▸ Input material
= = = = =

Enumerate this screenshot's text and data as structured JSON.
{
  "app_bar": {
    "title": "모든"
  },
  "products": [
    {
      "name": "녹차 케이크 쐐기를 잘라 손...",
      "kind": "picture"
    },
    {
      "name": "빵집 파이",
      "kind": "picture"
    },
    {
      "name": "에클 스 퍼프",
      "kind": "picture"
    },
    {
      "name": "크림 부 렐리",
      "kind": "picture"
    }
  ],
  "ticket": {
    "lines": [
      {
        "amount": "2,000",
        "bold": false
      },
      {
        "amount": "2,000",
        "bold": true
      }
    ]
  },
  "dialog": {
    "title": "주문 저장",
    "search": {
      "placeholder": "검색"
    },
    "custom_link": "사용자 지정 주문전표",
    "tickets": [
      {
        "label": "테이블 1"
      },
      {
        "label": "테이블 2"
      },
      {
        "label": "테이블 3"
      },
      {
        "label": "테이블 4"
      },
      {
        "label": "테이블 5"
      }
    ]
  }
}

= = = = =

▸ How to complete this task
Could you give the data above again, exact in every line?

▸ Response to the task
Enumerate this screenshot's text and data as structured JSON.
{
  "app_bar": {
    "title": "모든"
  },
  "products": [
    {
      "name": "녹차 케이크 쐐기를 잘라 손...",
      "kind": "picture"
    },
    {
      "name": "빵집 파이",
      "kind": "picture"
    },
    {
      "name": "에클 스 퍼프",
      "kind": "picture"
    },
    {
      "name": "크림 부 렐리",
      "kind": "picture"
    }
  ],
  "ticket": {
    "lines": [
      {
        "amount": "2,000",
        "bold": false
      },
      {
        "amount": "2,000",
        "bold": true
      }
    ]
  },
  "dialog": {
    "title": "주문 저장",
    "search": {
      "placeholder": "검색"
    },
    "custom_link": "사용자 지정 주문전표",
    "tickets": [
      {
        "label": "테이블 1"
      },
      {
        "label": "테이블 2"
      },
      {
        "label": "테이블 3"
      },
      {
        "label": "테이블 4"
      },
      {
        "label": "테이블 5"
      }
    ]
  }
}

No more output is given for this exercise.